Dying with “Unrealized” Losses

From time to time investors accumulate “unrealized losses” in an investment.  These are losses that an investor could incur if they sold the investment.  And by doing so, they may be able to claim the loss on their tax return up to annual limits allowed by the IRS.

This is the big issue most people hear little about.  If the investor dies before realizing the loss, those losses will go away and cannot be claimed on the tax return.  The losses therefore could be lost forever.

Let’s look at why this may be important.  For an example, let’s say Mr. Jones is 85 years old and some time ago he bought an investment from his broker that today is valued at $20,000 less than his original investment, or cost basis.  If he sold the investment today he could realize the loss of $20,000.  Mr. Jones can use that loss by offsetting future taxable investment gains, plus up to an additional $3,000 per year of loss deductions.

While a somewhat complicated subject to discuss, be sure to talk this over with your investment advisor and/or tax professional.  If it makes sense to continue to hold the investment, your investment advisor should be able to explain how you can repurchase the investment after 31 days to avoid “wash sale rules”.  Don’t leave deductible losses on the table if your situation warrants taking advantage of some otherwise commonly overlooked tax benefits.

 

XYZ Strategy #2

XYZ Strategy #2Take control of things

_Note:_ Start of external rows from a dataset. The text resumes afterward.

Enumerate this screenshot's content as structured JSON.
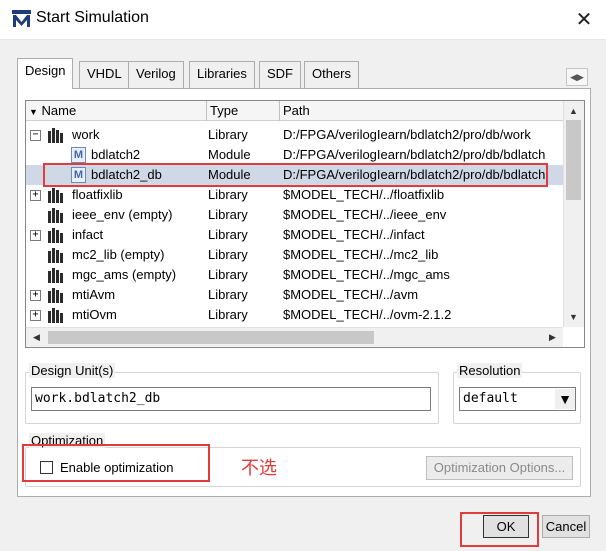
{
  "window": {
    "title": "Start Simulation",
    "close_glyph": "✕",
    "logo_glyph": "M"
  },
  "tabs": [
    {
      "label": "Design",
      "active": true
    },
    {
      "label": "VHDL",
      "active": false
    },
    {
      "label": "Verilog",
      "active": false
    },
    {
      "label": "Libraries",
      "active": false
    },
    {
      "label": "SDF",
      "active": false
    },
    {
      "label": "Others",
      "active": false
    }
  ],
  "tab_scroll": {
    "left": "◀",
    "right": "▶"
  },
  "library_list": {
    "headers": {
      "sort_glyph": "▼",
      "name": "Name",
      "type": "Type",
      "path": "Path"
    },
    "rows": [
      {
        "expander": "−",
        "icon": "library-icon",
        "name": "work",
        "type": "Library",
        "path": "D:/FPGA/verilogIearn/bdlatch2/pro/db/work"
      },
      {
        "expander": "",
        "icon": "module-icon",
        "name": "bdlatch2",
        "type": "Module",
        "path": "D:/FPGA/verilogIearn/bdlatch2/pro/db/bdlatch"
      },
      {
        "expander": "",
        "icon": "module-icon",
        "name": "bdlatch2_db",
        "type": "Module",
        "path": "D:/FPGA/verilogIearn/bdlatch2/pro/db/bdlatch"
      },
      {
        "expander": "+",
        "icon": "library-icon",
        "name": "floatfixlib",
        "type": "Library",
        "path": "$MODEL_TECH/../floatfixlib"
      },
      {
        "expander": "",
        "icon": "library-icon",
        "name": "ieee_env  (empty)",
        "type": "Library",
        "path": "$MODEL_TECH/../ieee_env"
      },
      {
        "expander": "+",
        "icon": "library-icon",
        "name": "infact",
        "type": "Library",
        "path": "$MODEL_TECH/../infact"
      },
      {
        "expander": "",
        "icon": "library-icon",
        "name": "mc2_lib  (empty)",
        "type": "Library",
        "path": "$MODEL_TECH/../mc2_lib"
      },
      {
        "expander": "",
        "icon": "library-icon",
        "name": "mgc_ams  (empty)",
        "type": "Library",
        "path": "$MODEL_TECH/../mgc_ams"
      },
      {
        "expander": "+",
        "icon": "library-icon",
        "name": "mtiAvm",
        "type": "Library",
        "path": "$MODEL_TECH/../avm"
      },
      {
        "expander": "+",
        "icon": "library-icon",
        "name": "mtiOvm",
        "type": "Library",
        "path": "$MODEL_TECH/../ovm-2.1.2"
      }
    ],
    "scroll_up": "▲",
    "scroll_down": "▼",
    "scroll_left": "◀",
    "scroll_right": "▶"
  },
  "design_unit": {
    "label": "Design Unit(s)",
    "value": "work.bdlatch2_db"
  },
  "resolution": {
    "label": "Resolution",
    "value": "default",
    "arrow": "▼"
  },
  "optimization": {
    "label": "Optimization",
    "checkbox_label": "Enable optimization",
    "checked": false,
    "options_button": "Optimization Options..."
  },
  "annotation_text": "不选",
  "buttons": {
    "ok": "OK",
    "cancel": "Cancel"
  },
  "colors": {
    "highlight": "#e23b3b",
    "selected_row": "#cfd8e6"
  }
}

“Are you talking about legal documents?” you may ask… as many don’t have them yet.  After all, that’s something your parents need, but not you… right?  No!  There are several reasons to have some key, basic legal documents in place.  While it’s true that some of this is based on personal preference, there are still some common needs that apply to all of us.  Below are some thoughts that may help you in planning – but you should always seek out proper legal advice before implementing any strategy that is involved, especially end-of-life issues.  Believe it or not, you can control distribution of your hard earned savings from the grave (or hospital bed).

1) Name your beneficiaries – while you can.  And keep them updated!  Did you realize that accounts and policies which require beneficiaries often supersede a Will and pass outside of your estate?  That means whoever you name as beneficiary will receive the $’s.  And it’s true that many people fail to name them… and their reasons cited as to why are often weak.  So, make sure you name beneficiaries (and contingent beneficiaries) on your retirement accounts, IRAs, life insurance policies, etc.  In addition, you can often name other accounts as “TOD” accounts which are authorized to “Transfer on Death” when one occurs.  After you do this, remember to keep your beneficiaries updated as life goes on…

2) Protect your kids – from hurting themselves.  Families today often fail to realize one of the most basic truths about their children:  minors don’t know how to manage wealth.  When we were young, we hadn’t developed sound spending and savings principles that we later leaned out of necessity, or from years of life experiences.  But in adolescence most follow the crowd, spend on impulse, and waste $’s on unneeded things.  This can wreck a hard-built plan pretty fast.  Remember, as a child we didn’t think about our future because our parents took care of everything.  But when the parents are no longer around, it can be difficult to manage life – and to pay the bills.  Work with a competent attorney who can use a Will or even a trust to set up parameters that benefit your family.  You can create “sprinkling clauses” to pass wealth on to children at specific ages instead of all at once.  You can name that trusted guardian to raise your children like you would.  And yes, you can even leave your baseball card collection to that charity you trust.

3) Let others help you – when you can’t help yourself.  Often overlooked, make sure you have named someone to help out when you aren’t able to make decisions… health, life and yes, even investment decisions.  If you become incompetent, you need a power of attorney in place that gives authority to a named individual to act on your behalf, and to sign for you (under certain circumstances).  Yes, this even applies to your spouse.  Make sure you check into this and have the proper documents in place before something happens… even before leaving the country or traveling to that remote area where no one can reach you by cell!